There is no escaping the term artificial intelligence (AI) today as it perpetuates pop-culture, the media, and industrial enterprises. PTC broadly defines artificial intelligence as a discipline that uses computer science and statistics to create systems that perceive, understand, and act in a manner similar to organic intelligence.
The field of AI covers a variety of technologies leveraging a variation of data science techniques capable of ‘learning’ to enable this organic intelligence.
We see three emerging technology sectors intertwined with AI driving digital transformation in the industrial sector: computer vision, machine-learning, and generative design.
Let’s take a look at each one:
Computer vision (CV) is a far-reaching term to describe the field of how computers and machines can see the world around us. In relation to artificial intelligence, it is a crucial function where object detection and image recognition algorithms are solving problems across science and industry once thought impossible. The terms deep-learning and artificial neural networks are often associated with computer vision due to their capabilities to interpret or perceive CV-generated data.
The preliminary arguments for computer vision-enabling technologies date back to Frank Rosenblatt’s neural-network system ‘perceptron’ in the 1950s, but the processing power didn’t exist to prove its potential.
This has changed today through Moore’s Law; processors (including GPUs) are capable of quickly rendering and analyzing the unstructured data from images and video to perceive the environment.
In real-world in-situ cases this could look like an augmented reality (AR) headset analyzing machine health data on a factory floor or an autonomous vehicle perceiving the driving environment and navigating accordingly.

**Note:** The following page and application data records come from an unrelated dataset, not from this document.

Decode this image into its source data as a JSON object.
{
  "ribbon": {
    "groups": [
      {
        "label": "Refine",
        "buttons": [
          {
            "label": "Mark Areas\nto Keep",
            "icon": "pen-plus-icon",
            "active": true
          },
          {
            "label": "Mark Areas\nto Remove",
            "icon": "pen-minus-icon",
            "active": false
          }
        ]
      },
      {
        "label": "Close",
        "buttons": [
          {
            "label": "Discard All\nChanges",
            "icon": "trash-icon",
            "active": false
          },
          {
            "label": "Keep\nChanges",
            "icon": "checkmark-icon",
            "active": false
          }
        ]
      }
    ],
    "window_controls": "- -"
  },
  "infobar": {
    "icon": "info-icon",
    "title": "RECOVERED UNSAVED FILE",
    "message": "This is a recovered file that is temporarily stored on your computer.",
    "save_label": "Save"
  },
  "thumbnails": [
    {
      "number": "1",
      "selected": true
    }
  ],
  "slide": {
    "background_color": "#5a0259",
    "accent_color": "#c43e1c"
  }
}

AI is enabling computer vision in AR through perception via native sensors (camera, GPS etc.) on the hardware itself and software interpreting the environment with nascent capabilities such as automatic object recognition. Recognizing hand-gesturing, eye tracking and interfaces with natural language processing (smart assistants) are increasingly pivotal AR capabilities propelled by AI.

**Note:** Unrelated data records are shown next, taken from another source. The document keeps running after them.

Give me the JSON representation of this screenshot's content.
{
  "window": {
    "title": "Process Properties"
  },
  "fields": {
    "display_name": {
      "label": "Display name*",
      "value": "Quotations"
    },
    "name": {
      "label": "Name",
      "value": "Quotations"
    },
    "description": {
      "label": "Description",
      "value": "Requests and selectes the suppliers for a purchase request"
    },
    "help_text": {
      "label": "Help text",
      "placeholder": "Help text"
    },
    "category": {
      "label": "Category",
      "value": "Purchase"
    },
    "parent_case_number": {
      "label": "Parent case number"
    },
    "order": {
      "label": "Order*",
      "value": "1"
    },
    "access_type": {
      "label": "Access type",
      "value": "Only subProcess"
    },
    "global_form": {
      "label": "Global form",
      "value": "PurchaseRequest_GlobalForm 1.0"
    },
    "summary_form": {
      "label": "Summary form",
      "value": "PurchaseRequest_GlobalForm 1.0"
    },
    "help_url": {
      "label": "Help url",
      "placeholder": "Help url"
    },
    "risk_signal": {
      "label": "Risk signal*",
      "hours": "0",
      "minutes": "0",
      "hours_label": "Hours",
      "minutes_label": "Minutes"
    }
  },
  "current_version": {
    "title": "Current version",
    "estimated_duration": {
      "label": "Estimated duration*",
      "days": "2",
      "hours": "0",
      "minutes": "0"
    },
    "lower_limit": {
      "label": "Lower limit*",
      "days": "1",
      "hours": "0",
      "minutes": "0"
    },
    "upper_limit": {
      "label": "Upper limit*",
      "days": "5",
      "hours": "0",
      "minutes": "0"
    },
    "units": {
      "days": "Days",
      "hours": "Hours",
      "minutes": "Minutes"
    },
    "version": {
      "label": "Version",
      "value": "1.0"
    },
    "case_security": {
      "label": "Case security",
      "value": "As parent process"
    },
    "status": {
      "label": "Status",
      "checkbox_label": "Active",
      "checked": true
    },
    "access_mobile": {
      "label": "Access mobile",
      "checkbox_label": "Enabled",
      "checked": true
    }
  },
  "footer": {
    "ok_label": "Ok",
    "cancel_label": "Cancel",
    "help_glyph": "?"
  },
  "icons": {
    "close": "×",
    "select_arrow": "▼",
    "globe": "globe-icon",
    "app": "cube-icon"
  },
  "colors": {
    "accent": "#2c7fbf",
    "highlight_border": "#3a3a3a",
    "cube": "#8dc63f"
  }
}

Machine learning is the extensive branch of AI, specific to systems, models, and algorithms that can learn without explicit programming and recognize patterns to predict outcomes. There are numerous learning models used for different situations, but in general they are segmented as either supervised or unsupervised.
In supervised models (classification, regressions, naïve bayers, etc..) there is a ‘ground truth’ where data is known for what the defined output values should be.
In manufacturing, a regression algorithm uses input data from sensors (temperature, vibrations etc..) to estimate an asset’s remaining useful life, which can be crucial in a predictive maintenance use case. With unsupervised machine-learning (i.e. clustering), the model almost works in reverse by starting with the expected outcome (but not yet known) and trains the algorithm consequently.
Artificial neural networks and their role in deep learning models are crucial here, where the input data is fed through hidden layers. Each layer is trained to recognize a certain feature and ultimately produce an output; an autonomous vehicle relies on these built-out networks to understand trees from stop signs from pedestrians.
Again, there isn’t a ‘one-size fits all’ machine-learning algorithm – it’s entirely situational to the business need; a specific deep learning model could be better for facial recognition and a machine-learning algorithm through regression might be better for predicting a system failure.
With the emerging concept of generative design, engineers will be able to increase productivity, innovation, and efficiency throughout the manufacturing process. These iterative design processes uses human inputs for constraints and characteristics and then the software intuitively provides a design in real-time simulations that adheres to the parameters.
AI is embedded throughout this development process by presenting design alternatives for consideration and linking in a range of factors, such as preferred materials, purchasing decisions, manufacturing capacity, product variances, and supply chain status, among others.
Within these software programs are a range of engineering tools and supporting use cases, including topology optimization, volumetric modeling, and lattice structure designs, enabling powerful products to come into the real-world through additive manufacturing. Analysts are forecasting this emerging generative design market to be nearly $45 billion market in 2030.
AI is a broad field made up of sub-categories like machine learning and deep learning, which are being embedded into applications including computer vision and generative design. Successful AI adoption will require unpacking specific business problems crucial to an organization’s success and aligning with the proper technology providers who share a similar vision. With AI adoption, industrial companies can become one step closer to driving digital transformation across the enterprise.